One of Franworth's Title Boxing Clubs

While the supermarkets that anchor necessity-based shopping centers across the U.S. are open and setting sales records, tenants such as restaurants and fitness clubs are closed and constructing survival plans.

Bill Collins, the executive VP of construction for Franworth, a franchise-focused growth equity firm with fitness and beauty clients such as Title Boxing Club and The Lash Lounge, admitted he was presented with some surprises when the shutdown occurred.

“Like a lot of people, I figured we had force majeure clauses in our leases and that we’d be covered by insurance. Then I found out that we weren’t covered for not being able to pay rent due to an act of God,” Collins said.

Very quickly, he and his staff assembled all the contractual facts associated with leases and government relief programs and set up programs to assist franchisees during the crisis.

The biggest mistake being made by shutdown tenants, Collins realized, was focusing on plans to ensure they’d be back in business in the fourth quarter. 

“Where tenants can make a big mistake is negotiating with a landlord to try to solve a future problem. We told these franchisees, ‘Instead of trying to figure out what the next six months are going to look like, buy yourself 30 or 60 days,’” Collins said.

That’s especially the case with the COVID-19 situation, for which there is no history available on which to construct a plan.

“Neither the tenant nor the landlord knows what’s going to happen a few months down the road, so the first thing to do is stabilize the bleeding of cash.  When new problems or conditions arise, we can deal with those then,” Collins told franchisees.

Franworth presented a survival plan to its portfolio brands called “The Three C’s”: Communication, cash conservation, and compassion.

“We get them up in the morning and give them something to do. We do business chats on Zoom. We tell them to continue to market themselves. A lot of what we do is exercise and beauty related, so we encouraged them to create online classes to keep active with their members,” Collins said.

He thinks the franchisees who stay engaged with members and employees during the crisis period will be the ones who will be happiest when shopping centers re-open.

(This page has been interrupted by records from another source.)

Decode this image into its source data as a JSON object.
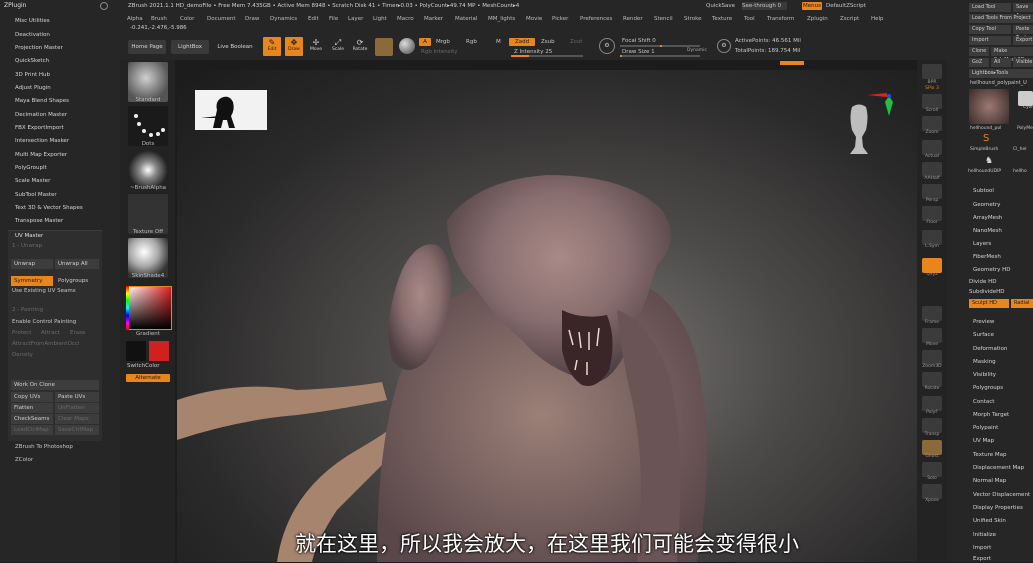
{
  "left_panel": {
    "title": "ZPlugin",
    "items": [
      "Misc Utilities",
      "Deactivation",
      "Projection Master",
      "QuickSketch",
      "3D Print Hub",
      "Adjust Plugin",
      "Maya Blend Shapes",
      "Decimation Master",
      "FBX ExportImport",
      "Intersection Masker",
      "Multi Map Exporter",
      "PolyGroupIt",
      "Scale Master",
      "SubTool Master",
      "Text 3D & Vector Shapes",
      "Transpose Master"
    ],
    "uv_master": {
      "title": "UV Master",
      "unwrap_header": "1 - Unwrap",
      "unwrap": "Unwrap",
      "unwrap_all": "Unwrap All",
      "symmetry": "Symmetry",
      "polygroups": "Polygroups",
      "use_existing": "Use Existing UV Seams",
      "painting_header": "2 - Painting",
      "enable_cp": "Enable Control Painting",
      "protect": "Protect",
      "attract": "Attract",
      "erase": "Erase",
      "attract_ao": "AttractFromAmbientOccl",
      "density": "Density",
      "work_on_clone": "Work On Clone",
      "copy_uvs": "Copy UVs",
      "paste_uvs": "Paste UVs",
      "flatten": "Flatten",
      "unflatten": "UnFlatten",
      "checkseams": "CheckSeams",
      "clear_maps": "Clear Maps",
      "load_ctrl": "LoadCtrlMap",
      "save_ctrl": "SaveCtrlMap"
    },
    "bottom_items": [
      "ZBrush To Photoshop",
      "ZColor"
    ]
  },
  "top_bar": {
    "title": "ZBrush 2021.1.1 HD_demoFile  •  Free Mem 7.435GB • Active Mem 8948 • Scratch Disk 41 • Timer▸0.03 • PolyCount▸49.74 MP • MeshCount▸4",
    "coords": "-0.241,-2.476,-5.986",
    "quicksave": "QuickSave",
    "see_through": "See-through 0",
    "menus_btn": "Menus",
    "default_script": "DefaultZScript",
    "menu": [
      "Alpha",
      "Brush",
      "Color",
      "Document",
      "Draw",
      "Dynamics",
      "Edit",
      "File",
      "Layer",
      "Light",
      "Macro",
      "Marker",
      "Material",
      "MM_lights",
      "Movie",
      "Picker",
      "Preferences",
      "Render",
      "Stencil",
      "Stroke",
      "Texture",
      "Tool",
      "Transform",
      "Zplugin",
      "Zscript",
      "Help"
    ],
    "home_page": "Home Page",
    "lightbox": "LightBox",
    "live_boolean": "Live Boolean",
    "edit": "Edit",
    "draw": "Draw",
    "move": "Move",
    "scale": "Scale",
    "rotate": "Rotate",
    "a_btn": "A",
    "mrgb": "Mrgb",
    "rgb": "Rgb",
    "m": "M",
    "zadd": "Zadd",
    "zsub": "Zsub",
    "zcut": "Zcut",
    "rgb_intensity": "Rgb Intensity",
    "z_intensity": "Z Intensity 25",
    "focal_shift": "Focal Shift 0",
    "draw_size": "Draw Size 1",
    "dynamic": "Dynamic",
    "active_points": "ActivePoints: 46.561 Mil",
    "total_points": "TotalPoints: 189.754 Mil"
  },
  "shelf": {
    "items": [
      "Standard",
      "Dots",
      "~BrushAlpha",
      "Texture Off",
      "SkinShade4"
    ],
    "gradient": "Gradient",
    "switch_color": "SwitchColor",
    "alternate": "Alternate",
    "main_color": "#d02020"
  },
  "right_shelf": [
    "BPR",
    "SPix 3",
    "Scroll",
    "Zoom",
    "Actual",
    "AAHalf",
    "Persp",
    "Floor",
    "L.Sym",
    "Qxyz",
    "Frame",
    "Move",
    "Zoom3D",
    "Rotate",
    "PolyF",
    "Transp",
    "Ghost",
    "Solo",
    "Xpose"
  ],
  "right_panel": {
    "top_buttons": [
      "Load Tool",
      "Save As",
      "Load Tools From Project",
      "Copy Tool",
      "Paste Tool",
      "Import",
      "Export",
      "Clone",
      "Make PolyMesh3D",
      "GoZ",
      "All",
      "Visible"
    ],
    "lightbox_tools": "Lightbox▸Tools",
    "tool_name": "hellhound_polypaint_U",
    "thumbs": [
      "hellhound_pol",
      "PolyMesh",
      "SimpleBrush",
      "Cl_hel",
      "hellhoundUDIP",
      "hellho"
    ],
    "cyl": "Cylinder",
    "sections": [
      "Subtool",
      "Geometry",
      "ArrayMesh",
      "NanoMesh",
      "Layers",
      "FiberMesh",
      "Geometry HD"
    ],
    "divide_hd": "Divide HD",
    "subdivide_hd": "SubdivideHD",
    "sculpt_hd": "Sculpt HD",
    "radial": "Radial",
    "sections2": [
      "Preview",
      "Surface",
      "Deformation",
      "Masking",
      "Visibility",
      "Polygroups",
      "Contact",
      "Morph Target",
      "Polypaint",
      "UV Map",
      "Texture Map",
      "Displacement Map",
      "Normal Map",
      "Vector Displacement",
      "Display Properties",
      "Unified Skin",
      "Initialize",
      "Import",
      "Export"
    ]
  },
  "subtitle": "就在这里，所以我会放大，在这里我们可能会变得很小",
  "colors": {
    "accent": "#e8851b",
    "panel": "#262626",
    "background": "#1c1c1c"
  }
}
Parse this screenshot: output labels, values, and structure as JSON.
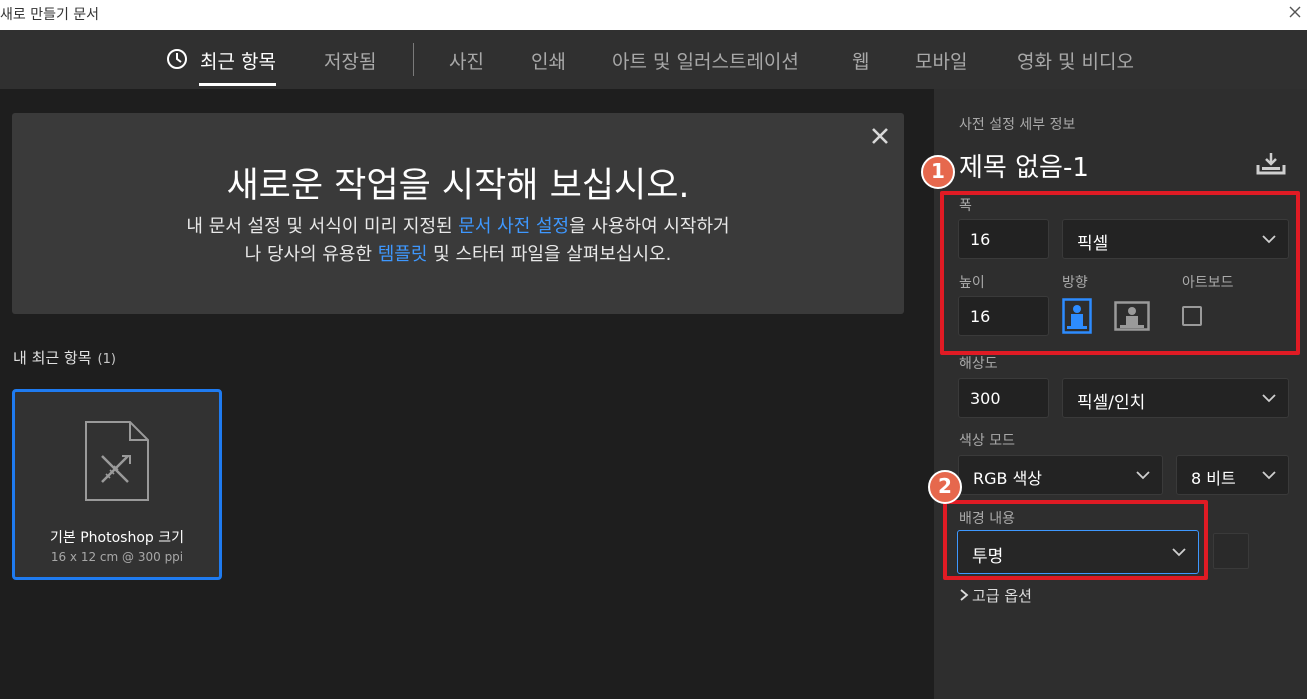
{
  "window": {
    "title": "새로 만들기 문서"
  },
  "nav": {
    "tabs": [
      {
        "label": "최근 항목"
      },
      {
        "label": "저장됨"
      },
      {
        "label": "사진"
      },
      {
        "label": "인쇄"
      },
      {
        "label": "아트 및 일러스트레이션"
      },
      {
        "label": "웹"
      },
      {
        "label": "모바일"
      },
      {
        "label": "영화 및 비디오"
      }
    ]
  },
  "banner": {
    "heading": "새로운 작업을 시작해 보십시오.",
    "line1_pre": "내 문서 설정 및 서식이 미리 지정된 ",
    "line1_link": "문서 사전 설정",
    "line1_post": "을 사용하여 시작하거",
    "line2_pre": "나 당사의 유용한 ",
    "line2_link": "템플릿",
    "line2_post": " 및 스타터 파일을 살펴보십시오."
  },
  "recent": {
    "title": "내 최근 항목",
    "count": "(1)",
    "items": [
      {
        "name": "기본 Photoshop 크기",
        "meta": "16 x 12 cm @ 300 ppi"
      }
    ]
  },
  "preset": {
    "section_label": "사전 설정 세부 정보",
    "doc_title": "제목 없음-1",
    "width_label": "폭",
    "width_value": "16",
    "width_unit": "픽셀",
    "height_label": "높이",
    "height_value": "16",
    "orientation_label": "방향",
    "artboard_label": "아트보드",
    "resolution_label": "해상도",
    "resolution_value": "300",
    "resolution_unit": "픽셀/인치",
    "color_mode_label": "색상 모드",
    "color_mode_value": "RGB 색상",
    "bit_depth_value": "8 비트",
    "background_label": "배경 내용",
    "background_value": "투명",
    "advanced_label": "고급 옵션"
  },
  "annotations": {
    "badge1": "1",
    "badge2": "2"
  },
  "colors": {
    "accent": "#3e98ff",
    "card_border": "#1f7bf0",
    "annotation_red": "#e01b24",
    "badge": "#e6684d"
  }
}
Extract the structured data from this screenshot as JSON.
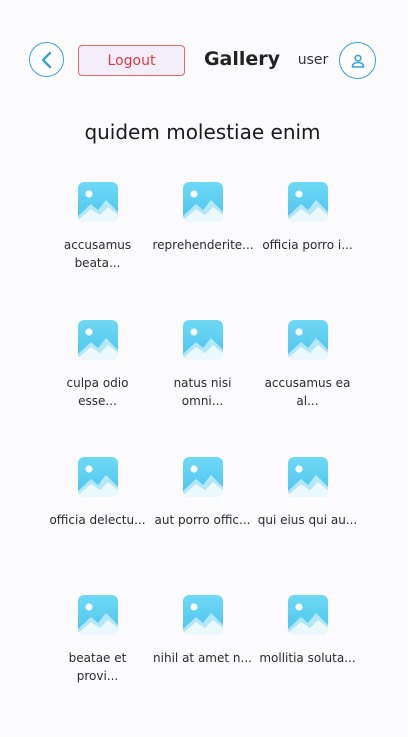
{
  "header": {
    "back_icon": "chevron-left-icon",
    "logout_label": "Logout",
    "title": "Gallery",
    "user_label": "user",
    "user_icon": "user-icon"
  },
  "album": {
    "title": "quidem molestiae enim"
  },
  "photos": [
    {
      "label": "accusamus beata...",
      "icon": "image-icon"
    },
    {
      "label": "reprehenderite...",
      "icon": "image-icon"
    },
    {
      "label": "officia porro i...",
      "icon": "image-icon"
    },
    {
      "label": "culpa odio esse...",
      "icon": "image-icon"
    },
    {
      "label": "natus nisi omni...",
      "icon": "image-icon"
    },
    {
      "label": "accusamus ea al...",
      "icon": "image-icon"
    },
    {
      "label": "officia delectu...",
      "icon": "image-icon"
    },
    {
      "label": "aut porro offic...",
      "icon": "image-icon"
    },
    {
      "label": "qui eius qui au...",
      "icon": "image-icon"
    },
    {
      "label": "beatae et provi...",
      "icon": "image-icon"
    },
    {
      "label": "nihil at amet n...",
      "icon": "image-icon"
    },
    {
      "label": "mollitia soluta...",
      "icon": "image-icon"
    }
  ],
  "colors": {
    "accent": "#3aa0db",
    "logout": "#e0393e",
    "thumb_top": "#6fd9f5",
    "thumb_bottom": "#4cc3ee"
  }
}
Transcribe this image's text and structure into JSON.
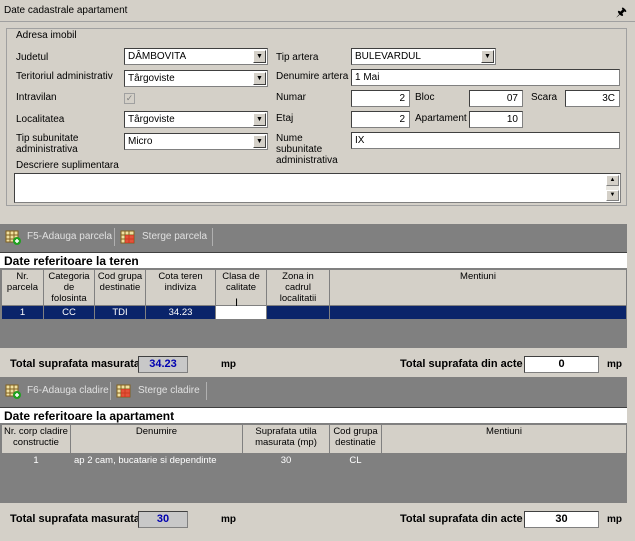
{
  "window": {
    "title": "Date cadastrale apartament"
  },
  "group": {
    "legend": "Adresa imobil"
  },
  "labels": {
    "judetul": "Judetul",
    "teritoriul": "Teritoriul administrativ",
    "intravilan": "Intravilan",
    "localitatea": "Localitatea",
    "tip_subunitate": "Tip subunitate administrativa",
    "descriere": "Descriere suplimentara",
    "tip_artera": "Tip artera",
    "denumire_artera": "Denumire artera",
    "numar": "Numar",
    "bloc": "Bloc",
    "scara": "Scara",
    "etaj": "Etaj",
    "apartament": "Apartament",
    "nume_subunitate": "Nume subunitate administrativa"
  },
  "values": {
    "judetul": "DÂMBOVITA",
    "teritoriul": "Târgoviste",
    "localitatea": "Târgoviste",
    "tip_subunitate": "Micro",
    "tip_artera": "BULEVARDUL",
    "denumire_artera": "1 Mai",
    "numar": "2",
    "bloc": "07",
    "scara": "3C",
    "etaj": "2",
    "apartament": "10",
    "nume_subunitate": "IX",
    "descriere": "",
    "intravilan_checked": true
  },
  "teren_toolbar": {
    "add": "F5-Adauga parcela",
    "delete": "Sterge parcela"
  },
  "teren": {
    "title": "Date referitoare la teren",
    "headers": [
      "Nr. parcela",
      "Categoria de folosinta",
      "Cod grupa destinatie",
      "Cota teren indiviza",
      "Clasa de calitate",
      "Zona in cadrul localitatii",
      "Mentiuni"
    ],
    "rows": [
      [
        "1",
        "CC",
        "TDI",
        "34.23",
        "",
        "",
        ""
      ]
    ],
    "total_masurata_label": "Total suprafata masurata",
    "total_masurata": "34.23",
    "total_acte_label": "Total suprafata din acte",
    "total_acte": "0",
    "unit": "mp"
  },
  "cladire_toolbar": {
    "add": "F6-Adauga cladire",
    "delete": "Sterge cladire"
  },
  "apartament": {
    "title": "Date referitoare la apartament",
    "headers": [
      "Nr. corp cladire constructie",
      "Denumire",
      "Suprafata utila masurata (mp)",
      "Cod grupa destinatie",
      "Mentiuni"
    ],
    "rows": [
      [
        "1",
        "ap 2 cam, bucatarie si dependinte",
        "30",
        "CL",
        ""
      ]
    ],
    "total_masurata_label": "Total suprafata masurata",
    "total_masurata": "30",
    "total_acte_label": "Total suprafata din acte",
    "total_acte": "30",
    "unit": "mp"
  }
}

“We feel there will be a huge pent-up demand for their services when this is all over,” Collins said